The Origins of Poetry

by Kevin Honold

Archaeologists claim that chance nicks
around the rim of a clay drinking bowl
may have suggested meter to a pair of postglacial
deadbeats squatting in one of the less respectable caves,
eating burnt beans, damning the insufferable pride

of the mammoth-killers, what with their fancy skins
and women and stuff. On a night like tonight,
philologists say, when thunder
clouted the mountains, it was someone’s idea to chant
to someone else’s idiot rocking.

Many learned doctors supposes rhyme
has its source in a singsong charm recited over and over
to ward off your mischievous influence.
Now I agree that intellect and memory had to be repressed
if we were to retain a modicum of sanity—that’s why

we learned the advantages of words, I think. I mean,
when the thing that inhabited the sky before god
spent stormy nights striking stones
for its miserable fire, somebody had to do it.
O, Moon. Are you even listening to me?

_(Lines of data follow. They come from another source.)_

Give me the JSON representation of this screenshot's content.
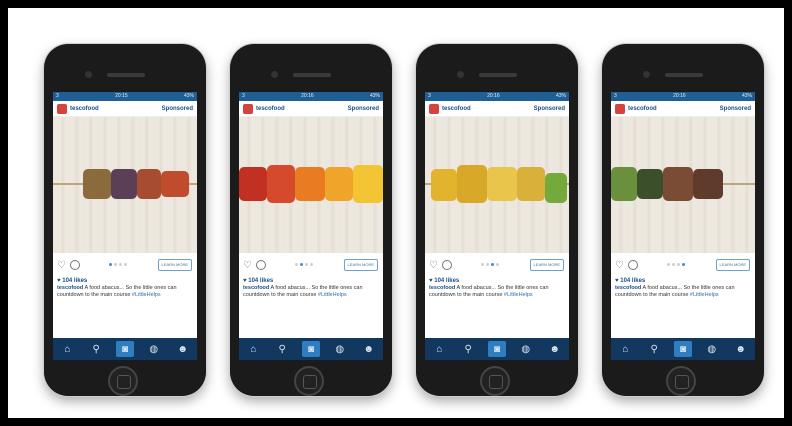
{
  "account": "tescofood",
  "sponsored": "Sponsored",
  "status": {
    "carrier": "3",
    "time_a": "20:15",
    "time_b": "20:16",
    "battery": "43%"
  },
  "likes": "104 likes",
  "caption_user": "tescofood",
  "caption_text": "A food abacus... So the little ones can countdown to the main course",
  "hashtag": "#LittleHelps",
  "cta": "LEARN MORE",
  "phones": [
    {
      "time": "20:15",
      "active_dot": 0,
      "veg": [
        "#8b6b3c",
        "#5b3f56",
        "#a74b31",
        "#c04b2d"
      ]
    },
    {
      "time": "20:16",
      "active_dot": 1,
      "veg": [
        "#c23021",
        "#d44a2a",
        "#e97c22",
        "#f0a52a",
        "#f3c433"
      ]
    },
    {
      "time": "20:16",
      "active_dot": 2,
      "veg": [
        "#e2b32c",
        "#d8a829",
        "#e9c54b",
        "#d9b03a",
        "#76a93c"
      ]
    },
    {
      "time": "20:16",
      "active_dot": 3,
      "veg": [
        "#6a8f3d",
        "#3b4f2b",
        "#7a4c35",
        "#5e3b2a"
      ]
    }
  ],
  "tabbar": {
    "home": "home-icon",
    "search": "search-icon",
    "camera": "camera-icon",
    "activity": "activity-icon",
    "profile": "profile-icon"
  },
  "colors": {
    "status": "#1f5f95",
    "tabbar": "#12385f",
    "accent": "#2f7fc0",
    "name": "#1b4f87"
  }
}
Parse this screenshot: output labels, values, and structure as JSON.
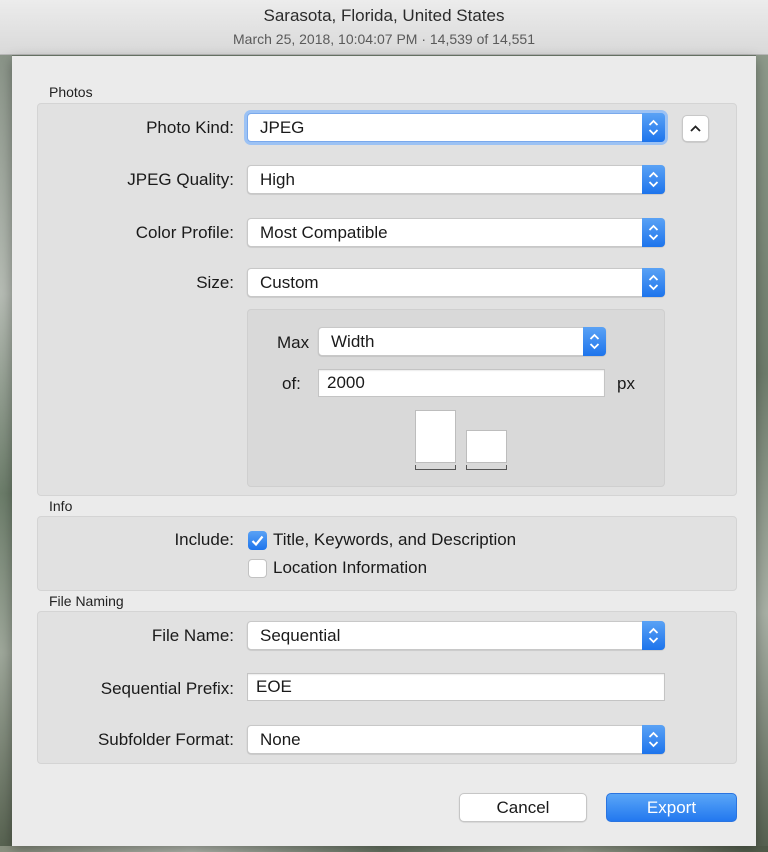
{
  "window": {
    "title": "Sarasota, Florida, United States",
    "subtitle": "March 25, 2018, 10:04:07 PM  ·  14,539 of 14,551"
  },
  "photos": {
    "section_title": "Photos",
    "photo_kind": {
      "label": "Photo Kind:",
      "value": "JPEG"
    },
    "jpeg_quality": {
      "label": "JPEG Quality:",
      "value": "High"
    },
    "color_profile": {
      "label": "Color Profile:",
      "value": "Most Compatible"
    },
    "size": {
      "label": "Size:",
      "value": "Custom"
    },
    "custom_size": {
      "max_label": "Max",
      "max_value": "Width",
      "of_label": "of:",
      "of_value": "2000",
      "unit": "px"
    },
    "disclosure_icon": "chevron-up-icon"
  },
  "info": {
    "section_title": "Info",
    "include_label": "Include:",
    "options": [
      {
        "label": "Title, Keywords, and Description",
        "checked": true
      },
      {
        "label": "Location Information",
        "checked": false
      }
    ]
  },
  "file_naming": {
    "section_title": "File Naming",
    "file_name": {
      "label": "File Name:",
      "value": "Sequential"
    },
    "sequential_prefix": {
      "label": "Sequential Prefix:",
      "value": "EOE"
    },
    "subfolder_format": {
      "label": "Subfolder Format:",
      "value": "None"
    }
  },
  "buttons": {
    "cancel": "Cancel",
    "export": "Export"
  },
  "colors": {
    "accent": "#2378ef",
    "sheet": "#ebebeb",
    "group": "#e1e1e1"
  }
}
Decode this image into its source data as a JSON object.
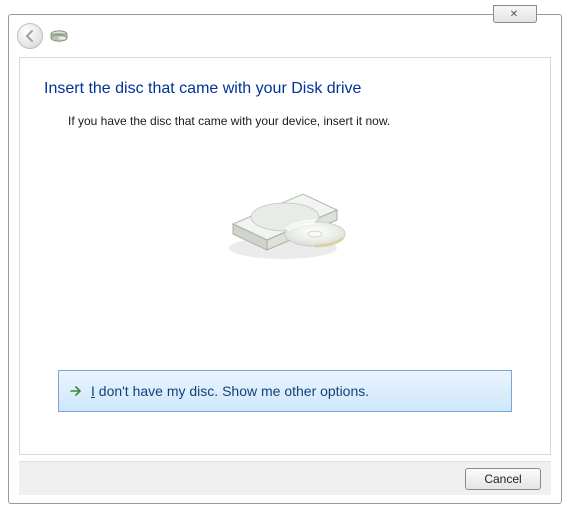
{
  "window": {
    "close_glyph": "✕"
  },
  "header": {
    "title": "Insert the disc that came with your Disk drive",
    "subtitle": "If you have the disc that came with your device, insert it now."
  },
  "option": {
    "label_prefix": "I",
    "label_rest": " don't have my disc.  Show me other options."
  },
  "footer": {
    "cancel_label": "Cancel"
  },
  "icons": {
    "back": "back-arrow-icon",
    "device": "disk-drive-icon",
    "option_arrow": "command-arrow-icon",
    "drive_image": "optical-drive-image"
  }
}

Kevin Honold was born in Cincinnati, Ohio, in 1969. His first book of poetry, Men as Trees Walking, won The Journal/Ohio State University Press prize in 2009.